Material provided:
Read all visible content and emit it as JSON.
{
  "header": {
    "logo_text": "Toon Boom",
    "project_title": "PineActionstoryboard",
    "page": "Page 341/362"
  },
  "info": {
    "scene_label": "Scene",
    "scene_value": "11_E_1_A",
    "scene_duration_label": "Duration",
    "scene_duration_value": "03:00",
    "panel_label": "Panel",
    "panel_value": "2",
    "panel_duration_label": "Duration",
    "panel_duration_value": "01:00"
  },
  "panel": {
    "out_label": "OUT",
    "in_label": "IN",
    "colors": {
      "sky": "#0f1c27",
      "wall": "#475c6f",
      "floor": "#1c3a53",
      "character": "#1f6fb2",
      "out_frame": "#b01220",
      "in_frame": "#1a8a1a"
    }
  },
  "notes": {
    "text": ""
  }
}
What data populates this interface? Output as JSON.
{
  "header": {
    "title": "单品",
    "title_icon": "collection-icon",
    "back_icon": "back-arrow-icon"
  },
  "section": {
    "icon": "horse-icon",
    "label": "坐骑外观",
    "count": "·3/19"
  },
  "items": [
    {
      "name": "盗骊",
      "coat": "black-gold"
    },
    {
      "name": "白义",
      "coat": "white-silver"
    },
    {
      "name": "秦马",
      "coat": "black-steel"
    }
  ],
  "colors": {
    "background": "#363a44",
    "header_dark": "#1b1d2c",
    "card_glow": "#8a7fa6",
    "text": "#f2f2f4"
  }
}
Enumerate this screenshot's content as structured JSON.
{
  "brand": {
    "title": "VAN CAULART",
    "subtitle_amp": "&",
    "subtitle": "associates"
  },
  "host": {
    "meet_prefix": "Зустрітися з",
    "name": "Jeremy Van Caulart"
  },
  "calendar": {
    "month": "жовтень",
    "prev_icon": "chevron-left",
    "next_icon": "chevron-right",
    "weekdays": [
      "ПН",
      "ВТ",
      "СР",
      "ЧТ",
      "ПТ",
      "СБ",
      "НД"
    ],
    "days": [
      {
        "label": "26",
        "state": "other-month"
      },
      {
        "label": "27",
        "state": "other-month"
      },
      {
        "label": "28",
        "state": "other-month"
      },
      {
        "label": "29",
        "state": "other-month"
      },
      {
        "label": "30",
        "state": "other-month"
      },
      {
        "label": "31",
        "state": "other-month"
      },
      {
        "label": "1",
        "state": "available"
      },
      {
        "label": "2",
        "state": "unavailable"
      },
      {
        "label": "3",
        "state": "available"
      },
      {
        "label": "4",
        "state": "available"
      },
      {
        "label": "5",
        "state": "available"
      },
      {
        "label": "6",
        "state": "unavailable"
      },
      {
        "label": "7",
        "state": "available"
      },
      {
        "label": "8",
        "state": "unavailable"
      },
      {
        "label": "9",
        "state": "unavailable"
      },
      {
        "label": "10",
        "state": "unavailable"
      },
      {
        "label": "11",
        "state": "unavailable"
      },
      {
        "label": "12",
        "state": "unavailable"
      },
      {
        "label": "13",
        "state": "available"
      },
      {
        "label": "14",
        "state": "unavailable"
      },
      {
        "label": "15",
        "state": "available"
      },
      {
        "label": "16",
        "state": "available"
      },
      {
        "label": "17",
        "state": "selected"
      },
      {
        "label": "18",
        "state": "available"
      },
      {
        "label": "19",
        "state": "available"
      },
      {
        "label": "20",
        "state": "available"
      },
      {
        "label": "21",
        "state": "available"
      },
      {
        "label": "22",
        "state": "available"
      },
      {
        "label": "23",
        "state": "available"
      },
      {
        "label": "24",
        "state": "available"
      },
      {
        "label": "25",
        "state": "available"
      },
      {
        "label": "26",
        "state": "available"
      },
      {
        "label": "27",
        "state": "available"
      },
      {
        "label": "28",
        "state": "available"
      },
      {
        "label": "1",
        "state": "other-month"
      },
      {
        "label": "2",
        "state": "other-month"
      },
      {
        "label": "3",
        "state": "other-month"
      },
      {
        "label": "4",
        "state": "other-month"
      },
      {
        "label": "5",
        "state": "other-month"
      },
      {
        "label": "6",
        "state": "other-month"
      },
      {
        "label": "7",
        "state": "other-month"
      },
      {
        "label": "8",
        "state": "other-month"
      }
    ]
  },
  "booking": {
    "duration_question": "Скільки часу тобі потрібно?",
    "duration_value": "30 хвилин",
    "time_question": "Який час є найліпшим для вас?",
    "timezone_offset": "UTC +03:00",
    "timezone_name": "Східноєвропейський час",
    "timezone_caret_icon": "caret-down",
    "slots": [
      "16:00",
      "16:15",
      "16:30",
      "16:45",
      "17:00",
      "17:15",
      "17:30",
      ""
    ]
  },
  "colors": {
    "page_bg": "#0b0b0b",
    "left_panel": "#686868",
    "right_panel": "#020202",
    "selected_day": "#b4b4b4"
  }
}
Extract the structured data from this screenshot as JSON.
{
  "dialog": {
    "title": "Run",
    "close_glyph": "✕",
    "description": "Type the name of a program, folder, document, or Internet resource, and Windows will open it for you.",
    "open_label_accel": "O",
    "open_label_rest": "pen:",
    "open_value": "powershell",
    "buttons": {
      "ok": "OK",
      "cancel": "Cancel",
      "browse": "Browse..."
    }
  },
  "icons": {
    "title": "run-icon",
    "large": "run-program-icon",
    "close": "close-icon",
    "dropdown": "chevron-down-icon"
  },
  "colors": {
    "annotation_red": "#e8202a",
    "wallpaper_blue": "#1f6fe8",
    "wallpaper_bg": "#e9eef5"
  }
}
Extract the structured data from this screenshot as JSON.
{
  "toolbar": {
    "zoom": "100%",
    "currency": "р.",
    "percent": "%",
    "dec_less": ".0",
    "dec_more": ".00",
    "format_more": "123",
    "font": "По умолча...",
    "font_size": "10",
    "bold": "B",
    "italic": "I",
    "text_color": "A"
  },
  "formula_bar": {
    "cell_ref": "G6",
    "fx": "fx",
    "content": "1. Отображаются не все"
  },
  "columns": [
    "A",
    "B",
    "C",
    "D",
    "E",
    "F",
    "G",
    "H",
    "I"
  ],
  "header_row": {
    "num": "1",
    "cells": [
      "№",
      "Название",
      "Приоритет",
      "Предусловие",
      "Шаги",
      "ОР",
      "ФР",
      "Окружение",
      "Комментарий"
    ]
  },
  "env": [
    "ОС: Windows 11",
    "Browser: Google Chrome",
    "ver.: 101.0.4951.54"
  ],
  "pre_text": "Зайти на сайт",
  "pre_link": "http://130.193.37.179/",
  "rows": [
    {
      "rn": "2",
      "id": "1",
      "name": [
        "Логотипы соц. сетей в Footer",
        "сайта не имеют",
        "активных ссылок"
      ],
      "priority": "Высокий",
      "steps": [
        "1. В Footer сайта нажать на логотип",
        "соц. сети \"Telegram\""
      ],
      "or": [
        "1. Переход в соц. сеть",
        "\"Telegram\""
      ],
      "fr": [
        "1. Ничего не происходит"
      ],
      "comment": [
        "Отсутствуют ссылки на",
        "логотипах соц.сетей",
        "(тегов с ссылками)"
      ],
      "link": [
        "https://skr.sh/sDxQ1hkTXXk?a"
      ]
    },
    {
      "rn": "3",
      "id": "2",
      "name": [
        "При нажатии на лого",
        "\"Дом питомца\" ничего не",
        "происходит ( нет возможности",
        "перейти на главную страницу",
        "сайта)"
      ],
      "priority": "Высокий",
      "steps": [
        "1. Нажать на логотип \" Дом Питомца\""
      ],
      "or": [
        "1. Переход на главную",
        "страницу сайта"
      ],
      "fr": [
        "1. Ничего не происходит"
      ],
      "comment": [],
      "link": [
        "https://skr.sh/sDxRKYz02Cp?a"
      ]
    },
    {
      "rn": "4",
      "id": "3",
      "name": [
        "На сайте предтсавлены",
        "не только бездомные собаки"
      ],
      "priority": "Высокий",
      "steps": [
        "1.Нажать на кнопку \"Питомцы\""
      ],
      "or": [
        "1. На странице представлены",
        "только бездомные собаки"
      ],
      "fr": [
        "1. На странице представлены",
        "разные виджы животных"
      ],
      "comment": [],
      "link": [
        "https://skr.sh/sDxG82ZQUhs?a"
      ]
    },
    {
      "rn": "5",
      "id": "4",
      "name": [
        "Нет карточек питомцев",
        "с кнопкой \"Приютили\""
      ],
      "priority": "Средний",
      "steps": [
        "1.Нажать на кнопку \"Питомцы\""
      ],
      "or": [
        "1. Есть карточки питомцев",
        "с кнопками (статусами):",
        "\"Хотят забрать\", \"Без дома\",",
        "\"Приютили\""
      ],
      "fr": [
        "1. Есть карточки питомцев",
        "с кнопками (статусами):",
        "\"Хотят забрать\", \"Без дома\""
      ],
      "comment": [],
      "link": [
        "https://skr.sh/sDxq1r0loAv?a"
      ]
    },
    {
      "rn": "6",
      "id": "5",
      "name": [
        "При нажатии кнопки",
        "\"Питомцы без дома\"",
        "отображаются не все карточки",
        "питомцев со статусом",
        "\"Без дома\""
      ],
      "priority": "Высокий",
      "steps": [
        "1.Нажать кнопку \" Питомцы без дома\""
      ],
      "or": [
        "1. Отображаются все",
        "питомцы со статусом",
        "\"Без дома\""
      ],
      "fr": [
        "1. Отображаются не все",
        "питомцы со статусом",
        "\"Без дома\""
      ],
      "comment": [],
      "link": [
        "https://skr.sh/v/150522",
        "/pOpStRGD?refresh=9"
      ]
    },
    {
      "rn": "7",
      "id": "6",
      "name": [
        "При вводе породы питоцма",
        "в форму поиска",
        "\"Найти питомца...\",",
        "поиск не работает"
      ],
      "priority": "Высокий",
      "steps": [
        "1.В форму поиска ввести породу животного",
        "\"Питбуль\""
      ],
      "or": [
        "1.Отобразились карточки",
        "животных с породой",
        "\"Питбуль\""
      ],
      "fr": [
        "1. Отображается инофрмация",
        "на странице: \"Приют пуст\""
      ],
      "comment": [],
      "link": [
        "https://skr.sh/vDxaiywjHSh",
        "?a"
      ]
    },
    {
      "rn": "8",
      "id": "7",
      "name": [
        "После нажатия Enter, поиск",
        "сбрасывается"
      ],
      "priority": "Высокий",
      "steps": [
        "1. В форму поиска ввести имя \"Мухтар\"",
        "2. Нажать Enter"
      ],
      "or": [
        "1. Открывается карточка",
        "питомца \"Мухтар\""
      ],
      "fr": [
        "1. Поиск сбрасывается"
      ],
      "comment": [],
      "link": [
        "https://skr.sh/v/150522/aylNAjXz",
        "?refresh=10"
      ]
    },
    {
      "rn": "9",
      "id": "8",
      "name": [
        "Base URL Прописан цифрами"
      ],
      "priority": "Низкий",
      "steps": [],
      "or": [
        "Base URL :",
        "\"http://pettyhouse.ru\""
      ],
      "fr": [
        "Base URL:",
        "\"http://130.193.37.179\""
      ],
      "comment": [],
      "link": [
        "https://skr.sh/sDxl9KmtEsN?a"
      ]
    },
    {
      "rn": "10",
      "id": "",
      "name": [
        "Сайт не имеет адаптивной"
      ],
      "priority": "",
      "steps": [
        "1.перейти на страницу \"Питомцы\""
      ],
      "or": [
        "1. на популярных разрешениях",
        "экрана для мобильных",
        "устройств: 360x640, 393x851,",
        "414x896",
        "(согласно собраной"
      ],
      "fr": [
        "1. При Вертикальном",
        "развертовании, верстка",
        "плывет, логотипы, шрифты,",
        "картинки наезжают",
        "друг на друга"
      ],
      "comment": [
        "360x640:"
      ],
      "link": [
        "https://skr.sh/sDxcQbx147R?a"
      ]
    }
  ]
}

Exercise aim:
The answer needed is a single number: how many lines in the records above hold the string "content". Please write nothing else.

Response to the exercise:
3